Josh @Chris Let me know how it turns out! These were my first ever hush puppies and I thought they were pretty excellent, but I wanna see if the recipe holds up.
John Was the cornmeal course or fine?
Josh @John I used fine ground cornmeal for these.
John Thanks Josh, made these last night and they came out great. Had a few obstacles though, the cornmeal I had was self rising and I am ashamed to say I forgot the bacon, thought I had some in the fridge, so suffice to say this can only get better!
Josh @John Glad they turned out!
When devising this recipe, I noticed most hush puppy recipes call for self-rising cornmeal and self-rising flour, but since I had regular flour and cornmeal in the house and didn't want to buy anything new so went with a baking powder/soda combination to duplicate the self-rising version.
If you ever make them again with bacon, I'd be interested in knowing if it makes a noticeable difference.
Made them tonight with the bacon, definately tastier.

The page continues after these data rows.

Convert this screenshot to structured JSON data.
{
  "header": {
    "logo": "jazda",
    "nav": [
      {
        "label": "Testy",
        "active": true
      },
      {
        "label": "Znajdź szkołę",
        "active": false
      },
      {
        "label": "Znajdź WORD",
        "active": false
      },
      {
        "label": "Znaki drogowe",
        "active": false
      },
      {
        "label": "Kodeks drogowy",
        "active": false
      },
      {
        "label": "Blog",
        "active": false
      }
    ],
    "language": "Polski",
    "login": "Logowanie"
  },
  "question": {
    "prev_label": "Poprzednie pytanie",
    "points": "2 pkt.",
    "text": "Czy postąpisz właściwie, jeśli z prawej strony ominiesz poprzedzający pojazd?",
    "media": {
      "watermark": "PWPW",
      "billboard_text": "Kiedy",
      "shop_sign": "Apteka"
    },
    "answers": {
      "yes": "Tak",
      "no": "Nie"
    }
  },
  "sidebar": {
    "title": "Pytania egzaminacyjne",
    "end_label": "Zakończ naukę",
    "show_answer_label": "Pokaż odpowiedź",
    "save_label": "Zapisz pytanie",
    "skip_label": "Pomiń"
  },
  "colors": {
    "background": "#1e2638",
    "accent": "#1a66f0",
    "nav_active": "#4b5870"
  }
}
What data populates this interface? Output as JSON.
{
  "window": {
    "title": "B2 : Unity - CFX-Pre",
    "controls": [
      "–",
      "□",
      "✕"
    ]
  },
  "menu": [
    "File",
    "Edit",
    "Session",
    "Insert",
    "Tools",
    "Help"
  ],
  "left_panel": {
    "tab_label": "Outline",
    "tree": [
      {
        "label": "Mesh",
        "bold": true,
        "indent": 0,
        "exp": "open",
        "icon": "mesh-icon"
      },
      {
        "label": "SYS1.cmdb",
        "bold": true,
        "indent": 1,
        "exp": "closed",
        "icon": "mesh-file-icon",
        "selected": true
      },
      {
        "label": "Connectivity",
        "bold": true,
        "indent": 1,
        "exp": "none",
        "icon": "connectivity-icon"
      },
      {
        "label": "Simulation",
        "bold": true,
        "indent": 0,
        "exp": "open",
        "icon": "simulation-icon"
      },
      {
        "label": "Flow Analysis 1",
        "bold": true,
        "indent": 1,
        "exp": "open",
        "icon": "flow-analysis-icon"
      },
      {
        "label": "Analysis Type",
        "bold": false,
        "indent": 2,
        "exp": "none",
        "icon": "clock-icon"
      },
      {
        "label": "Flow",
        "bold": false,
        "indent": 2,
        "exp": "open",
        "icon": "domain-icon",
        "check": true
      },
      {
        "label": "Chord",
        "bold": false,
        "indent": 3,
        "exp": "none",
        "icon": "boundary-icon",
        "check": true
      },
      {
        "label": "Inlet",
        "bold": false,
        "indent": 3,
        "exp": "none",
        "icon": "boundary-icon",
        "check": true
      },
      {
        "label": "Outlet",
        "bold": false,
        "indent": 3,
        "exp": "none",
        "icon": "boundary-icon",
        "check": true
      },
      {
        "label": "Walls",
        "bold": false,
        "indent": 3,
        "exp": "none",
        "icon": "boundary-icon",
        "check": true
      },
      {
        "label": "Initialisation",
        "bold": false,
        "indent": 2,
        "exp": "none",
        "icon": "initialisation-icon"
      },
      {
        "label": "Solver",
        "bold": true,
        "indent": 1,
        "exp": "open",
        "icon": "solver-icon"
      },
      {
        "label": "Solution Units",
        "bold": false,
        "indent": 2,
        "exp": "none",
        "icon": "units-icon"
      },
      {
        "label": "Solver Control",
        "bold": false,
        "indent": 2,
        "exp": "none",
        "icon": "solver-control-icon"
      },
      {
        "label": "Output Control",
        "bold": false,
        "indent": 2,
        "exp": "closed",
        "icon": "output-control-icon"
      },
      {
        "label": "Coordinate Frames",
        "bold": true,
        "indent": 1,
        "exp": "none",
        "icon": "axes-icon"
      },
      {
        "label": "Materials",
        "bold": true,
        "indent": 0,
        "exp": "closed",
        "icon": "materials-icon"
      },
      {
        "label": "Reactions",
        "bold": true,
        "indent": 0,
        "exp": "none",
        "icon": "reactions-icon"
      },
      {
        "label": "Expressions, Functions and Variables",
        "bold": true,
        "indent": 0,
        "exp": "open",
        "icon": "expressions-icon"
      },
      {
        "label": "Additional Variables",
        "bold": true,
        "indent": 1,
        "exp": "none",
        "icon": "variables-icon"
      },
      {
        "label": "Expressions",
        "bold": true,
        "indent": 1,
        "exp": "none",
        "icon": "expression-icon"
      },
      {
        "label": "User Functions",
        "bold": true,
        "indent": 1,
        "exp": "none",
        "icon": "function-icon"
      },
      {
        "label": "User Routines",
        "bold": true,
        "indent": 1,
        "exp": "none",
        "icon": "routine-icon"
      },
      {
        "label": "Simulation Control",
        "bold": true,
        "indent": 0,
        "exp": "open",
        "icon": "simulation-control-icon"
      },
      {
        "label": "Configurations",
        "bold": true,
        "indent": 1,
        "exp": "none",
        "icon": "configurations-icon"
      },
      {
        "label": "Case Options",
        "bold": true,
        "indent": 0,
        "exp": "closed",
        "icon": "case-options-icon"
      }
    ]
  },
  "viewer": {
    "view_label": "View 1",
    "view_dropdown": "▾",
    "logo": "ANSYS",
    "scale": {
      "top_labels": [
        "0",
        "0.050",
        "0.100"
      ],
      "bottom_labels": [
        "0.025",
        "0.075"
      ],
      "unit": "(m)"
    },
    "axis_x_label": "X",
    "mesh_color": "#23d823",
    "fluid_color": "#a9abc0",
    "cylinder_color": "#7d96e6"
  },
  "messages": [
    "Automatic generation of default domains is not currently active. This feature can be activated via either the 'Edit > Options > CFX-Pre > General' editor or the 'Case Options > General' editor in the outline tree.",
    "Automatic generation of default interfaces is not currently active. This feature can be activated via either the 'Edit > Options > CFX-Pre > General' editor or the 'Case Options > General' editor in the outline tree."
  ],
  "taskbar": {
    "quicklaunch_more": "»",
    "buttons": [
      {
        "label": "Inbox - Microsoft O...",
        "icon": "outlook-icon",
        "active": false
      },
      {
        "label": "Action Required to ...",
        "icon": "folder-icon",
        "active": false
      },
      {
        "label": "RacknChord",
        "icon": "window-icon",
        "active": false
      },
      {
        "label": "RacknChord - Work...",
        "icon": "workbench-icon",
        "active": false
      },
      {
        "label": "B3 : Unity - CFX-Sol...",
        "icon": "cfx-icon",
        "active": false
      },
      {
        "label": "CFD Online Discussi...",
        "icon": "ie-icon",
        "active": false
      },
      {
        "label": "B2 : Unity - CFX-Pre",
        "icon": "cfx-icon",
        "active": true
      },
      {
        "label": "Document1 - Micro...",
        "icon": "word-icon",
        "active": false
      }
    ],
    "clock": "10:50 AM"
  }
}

I also wanted to pump up the corn flavor, so I mixed about two tablesoons of creamed corn liquid to the buttermilk. Turned out really good with the bacon grease and corn liquid and was damned close to perfection........................................................................................................................but jast as I am pulling the last batch from the frying oil, my wife pulls a container with tin foil on the top and asks what the minced onions were for..........AAAAGGGGGHHHHH!!!
They were still great. Thanks for the recipe.